# Work task:
Check each line of the material. Copy those containing "comida".

# Extracted entries:
▬▬▬

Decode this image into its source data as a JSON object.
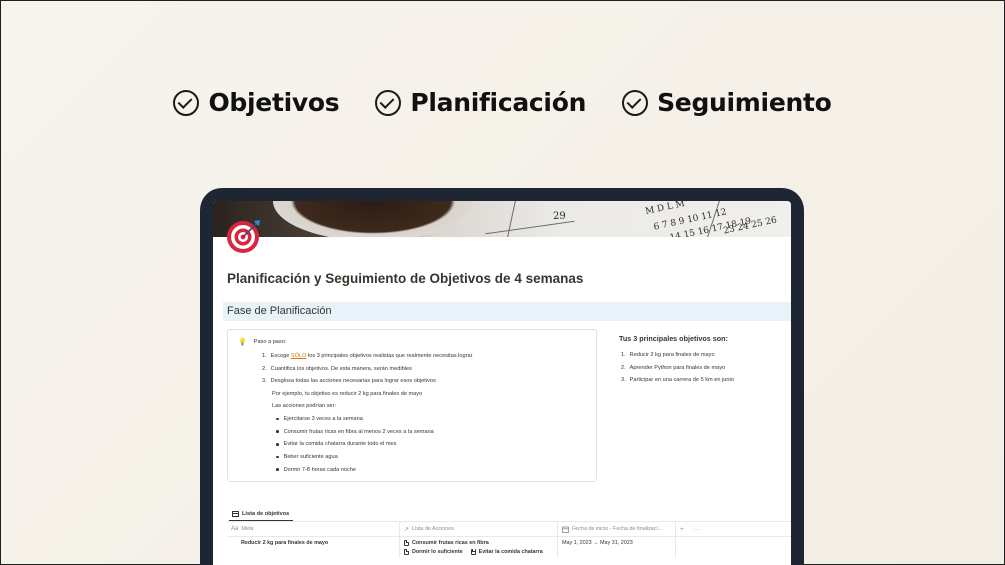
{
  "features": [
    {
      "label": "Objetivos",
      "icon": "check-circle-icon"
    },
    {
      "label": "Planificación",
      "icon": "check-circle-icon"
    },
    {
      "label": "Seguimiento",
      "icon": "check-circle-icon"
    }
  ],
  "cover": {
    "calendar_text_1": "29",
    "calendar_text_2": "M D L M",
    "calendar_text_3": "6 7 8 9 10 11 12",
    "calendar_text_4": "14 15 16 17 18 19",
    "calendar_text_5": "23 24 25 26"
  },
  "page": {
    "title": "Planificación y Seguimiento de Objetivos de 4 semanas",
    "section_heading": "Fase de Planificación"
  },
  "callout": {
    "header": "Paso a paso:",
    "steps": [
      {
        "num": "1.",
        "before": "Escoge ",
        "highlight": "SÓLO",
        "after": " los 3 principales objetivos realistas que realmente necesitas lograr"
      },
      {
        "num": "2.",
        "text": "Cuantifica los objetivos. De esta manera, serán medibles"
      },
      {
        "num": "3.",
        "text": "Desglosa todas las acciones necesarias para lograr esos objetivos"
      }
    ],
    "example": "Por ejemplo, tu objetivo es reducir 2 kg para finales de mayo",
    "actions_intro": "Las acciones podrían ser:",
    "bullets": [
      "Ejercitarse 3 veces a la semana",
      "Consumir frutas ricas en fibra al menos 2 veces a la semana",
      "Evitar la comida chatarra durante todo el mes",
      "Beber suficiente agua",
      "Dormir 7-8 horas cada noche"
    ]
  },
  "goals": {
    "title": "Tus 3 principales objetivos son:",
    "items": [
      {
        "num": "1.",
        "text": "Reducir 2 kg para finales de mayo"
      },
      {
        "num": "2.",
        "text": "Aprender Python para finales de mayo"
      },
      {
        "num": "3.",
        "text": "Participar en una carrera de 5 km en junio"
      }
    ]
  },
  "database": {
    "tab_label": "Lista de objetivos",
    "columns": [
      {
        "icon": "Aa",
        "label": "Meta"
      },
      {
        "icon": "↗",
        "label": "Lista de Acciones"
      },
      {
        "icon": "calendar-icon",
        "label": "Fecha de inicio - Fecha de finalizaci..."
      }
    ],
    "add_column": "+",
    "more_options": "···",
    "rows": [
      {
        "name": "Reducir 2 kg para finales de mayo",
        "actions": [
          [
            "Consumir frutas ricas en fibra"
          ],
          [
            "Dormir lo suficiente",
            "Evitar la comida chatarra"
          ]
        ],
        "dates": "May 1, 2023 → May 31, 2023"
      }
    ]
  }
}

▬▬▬

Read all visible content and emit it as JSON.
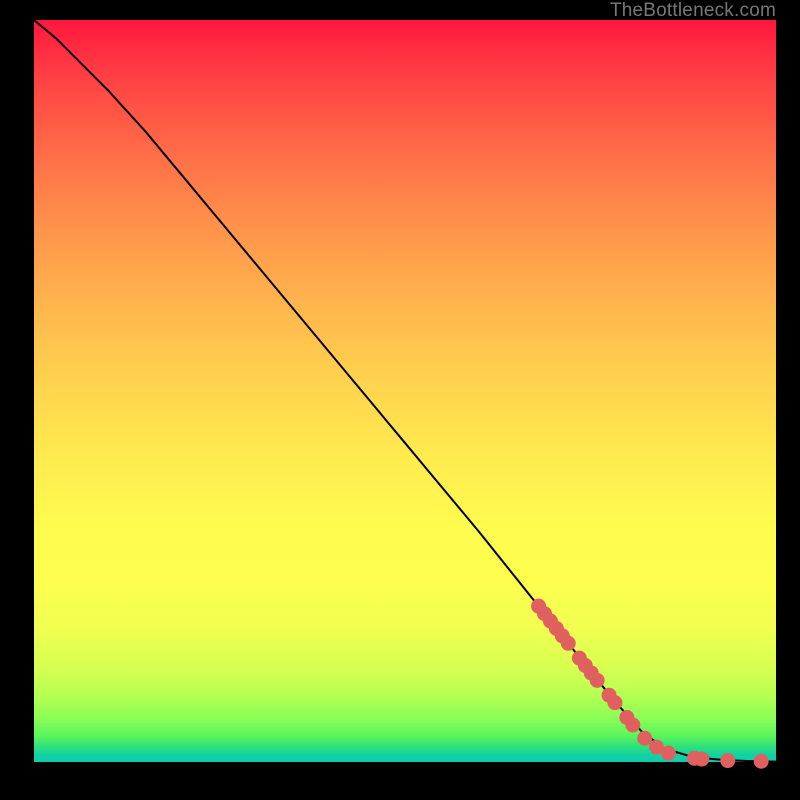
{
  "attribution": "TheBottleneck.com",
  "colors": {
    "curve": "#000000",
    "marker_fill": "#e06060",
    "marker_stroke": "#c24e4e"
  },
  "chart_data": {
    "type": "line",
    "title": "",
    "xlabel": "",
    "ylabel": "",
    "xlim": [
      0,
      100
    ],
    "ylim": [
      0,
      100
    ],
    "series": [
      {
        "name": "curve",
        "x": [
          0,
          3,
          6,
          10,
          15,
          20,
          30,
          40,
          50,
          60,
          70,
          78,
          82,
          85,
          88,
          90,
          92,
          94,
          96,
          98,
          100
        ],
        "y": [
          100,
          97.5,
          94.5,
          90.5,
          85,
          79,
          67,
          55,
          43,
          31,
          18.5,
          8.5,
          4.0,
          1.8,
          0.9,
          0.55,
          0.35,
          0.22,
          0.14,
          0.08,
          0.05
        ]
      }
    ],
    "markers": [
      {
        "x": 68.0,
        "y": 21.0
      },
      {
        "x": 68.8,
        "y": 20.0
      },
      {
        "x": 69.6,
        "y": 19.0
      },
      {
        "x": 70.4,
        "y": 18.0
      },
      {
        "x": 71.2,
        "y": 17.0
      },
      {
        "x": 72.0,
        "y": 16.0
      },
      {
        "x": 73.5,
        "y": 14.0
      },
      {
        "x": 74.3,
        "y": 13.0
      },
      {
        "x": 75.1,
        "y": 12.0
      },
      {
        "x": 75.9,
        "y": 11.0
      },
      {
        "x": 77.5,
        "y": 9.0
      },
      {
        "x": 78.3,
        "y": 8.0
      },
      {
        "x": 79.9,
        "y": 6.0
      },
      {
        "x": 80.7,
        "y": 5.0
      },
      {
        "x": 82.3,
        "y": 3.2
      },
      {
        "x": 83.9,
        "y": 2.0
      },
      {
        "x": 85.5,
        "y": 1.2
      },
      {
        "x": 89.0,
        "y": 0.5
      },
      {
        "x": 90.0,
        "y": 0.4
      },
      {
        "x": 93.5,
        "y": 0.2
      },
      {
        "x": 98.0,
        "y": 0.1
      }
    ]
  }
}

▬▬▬

# Solved exercise:
      "Evitar la comida chatarra durante todo el mes",
            "Evitar la comida chatarra"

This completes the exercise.